Environmental Health warnings
Due to active fire behavior, evacuation orders (in some locations), and present safety issues such as fire debris including fallen trees, many areas continue to be inaccessible for further evaluation. The number of damaged or destroyed structures is expected to increase, as these dangers are mitigated and further evaluation can occur
Trinity County Environmental Health is urging the public, that as evacuation orders lift, to use extreme caution. Any handling of fire debris is highly discouraged, as handling/sifting of fire debris and ash, can be extremely hazardous to human health and the environment.

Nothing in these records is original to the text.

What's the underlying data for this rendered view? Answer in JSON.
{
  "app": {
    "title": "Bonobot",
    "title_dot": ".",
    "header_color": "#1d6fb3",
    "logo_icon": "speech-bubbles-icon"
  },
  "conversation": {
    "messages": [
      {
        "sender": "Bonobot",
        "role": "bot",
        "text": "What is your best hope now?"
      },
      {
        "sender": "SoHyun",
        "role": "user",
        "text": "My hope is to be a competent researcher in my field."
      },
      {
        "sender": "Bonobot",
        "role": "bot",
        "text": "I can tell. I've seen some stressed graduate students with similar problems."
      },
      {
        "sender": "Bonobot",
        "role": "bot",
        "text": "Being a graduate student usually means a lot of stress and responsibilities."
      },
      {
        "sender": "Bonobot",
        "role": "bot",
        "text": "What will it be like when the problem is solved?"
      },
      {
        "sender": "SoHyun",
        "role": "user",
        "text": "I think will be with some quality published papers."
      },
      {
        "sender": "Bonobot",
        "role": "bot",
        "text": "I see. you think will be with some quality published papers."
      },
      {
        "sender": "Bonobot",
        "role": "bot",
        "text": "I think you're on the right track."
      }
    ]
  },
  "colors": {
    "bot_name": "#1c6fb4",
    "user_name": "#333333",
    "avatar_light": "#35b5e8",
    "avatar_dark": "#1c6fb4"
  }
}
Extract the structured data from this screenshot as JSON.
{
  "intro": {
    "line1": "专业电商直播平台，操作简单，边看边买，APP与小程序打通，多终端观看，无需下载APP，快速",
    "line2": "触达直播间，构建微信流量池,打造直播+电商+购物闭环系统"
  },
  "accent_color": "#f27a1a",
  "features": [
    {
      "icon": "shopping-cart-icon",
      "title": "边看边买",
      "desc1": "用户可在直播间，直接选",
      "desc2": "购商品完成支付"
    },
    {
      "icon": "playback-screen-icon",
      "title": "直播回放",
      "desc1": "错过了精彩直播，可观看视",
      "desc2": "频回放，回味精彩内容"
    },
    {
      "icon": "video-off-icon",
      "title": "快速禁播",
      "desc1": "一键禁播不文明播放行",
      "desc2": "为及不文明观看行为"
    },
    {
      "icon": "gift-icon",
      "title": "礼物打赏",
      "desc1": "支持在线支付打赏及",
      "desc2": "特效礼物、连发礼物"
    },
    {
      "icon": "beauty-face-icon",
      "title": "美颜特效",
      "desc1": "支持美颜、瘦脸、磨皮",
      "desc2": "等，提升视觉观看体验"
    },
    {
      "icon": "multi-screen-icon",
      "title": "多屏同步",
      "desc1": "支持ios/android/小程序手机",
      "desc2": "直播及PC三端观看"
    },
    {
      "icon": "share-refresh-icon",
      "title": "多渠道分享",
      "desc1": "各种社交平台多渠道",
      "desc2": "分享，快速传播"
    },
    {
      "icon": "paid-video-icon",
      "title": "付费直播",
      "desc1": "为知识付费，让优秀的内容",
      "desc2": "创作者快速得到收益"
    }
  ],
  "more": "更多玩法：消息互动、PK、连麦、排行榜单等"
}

Please note that this debris cannot be taken to local
solid waste facilities, and has to be removed properly with demolition permits and hazardous waste evaluations. Trinity County has requested assistance from the state’s fire debris removal process and will keep the public updated with this effort.
Please call Trinity County Office of Emergency Services at 623-1116 for additional information or to find out if your property has been impacted by the 2020 August Complex.
Horrendous air quality due to smoke from massive wildfires to the north, south, east and west of Trinity County prompted the Trinity County Public Health Director David Herfindahl to proclaim a local health emergency on Sept. 11 that was affirmed last week by the Trinity County Board of Supervisors.
State law empowers a local health official to proclaim the existence or threatened existence of a local health emergency when the county is affected or likely to be affected by an imminent threat of a contagious, infectious or communicable disease, chemical agent, non-communicable biologic agent, toxin or radioactive agent. If the Board of Supervisors is not in session, the proclamation is subject to ratification by the board within seven days and reaffirmation every 30 days thereafter until the local emergency is terminated.
The declaration places Trinity County among those eligible to receive financial assistance from federal and state resources to handle its response to the emergency. It also triggers the authority of Trinity County’s Director of Emergency Services and emergency organization to implement the Trinity Operational Area Emergency Operations Plan.
The fires named in the proclamation for producing the unhealthy air quality over widespread areas of the county are the Red Salmon Complex which began on July 27 and the August Complex North Zone fire which began on Aug. 17.
As of Tuesday, the Inciweb fire information system listed the following acreage and containment numbers for fires burning closest to Trinity County:
August Complex; 846,898 acres at 38 percent containment. The fire was discovered on Aug. 16 and was caused by lightning. Full containment is estimated for Nov. 15.
Red Salmon Complex; 104,667 acres at 28 percent containment. The fire was discovered on July 27 and was caused by lightning. No estimate has been made for full containment.
The Fox fire; 2,209 acres at 43 percent containment. The fire was discovered Sept. 14 and was determined to have been human-caused. The estimated containment date is Oct. 1.
The Slater/Devil fires; 148,677 acres at 22 percent containment. The fires were discovered on Sept. 7; cause is under investigation. No estimate for containment.
Spring fire; 230 acres and 100 percent contained. The lightning-caused fire started Aug. 17 and was fully contained by Aug. 28.
Hobo fire; 413 acres and 100 percent contained. The fire was discovered on Sept. 1 and was fully contained by Sept. 9. The cause remains under investigation.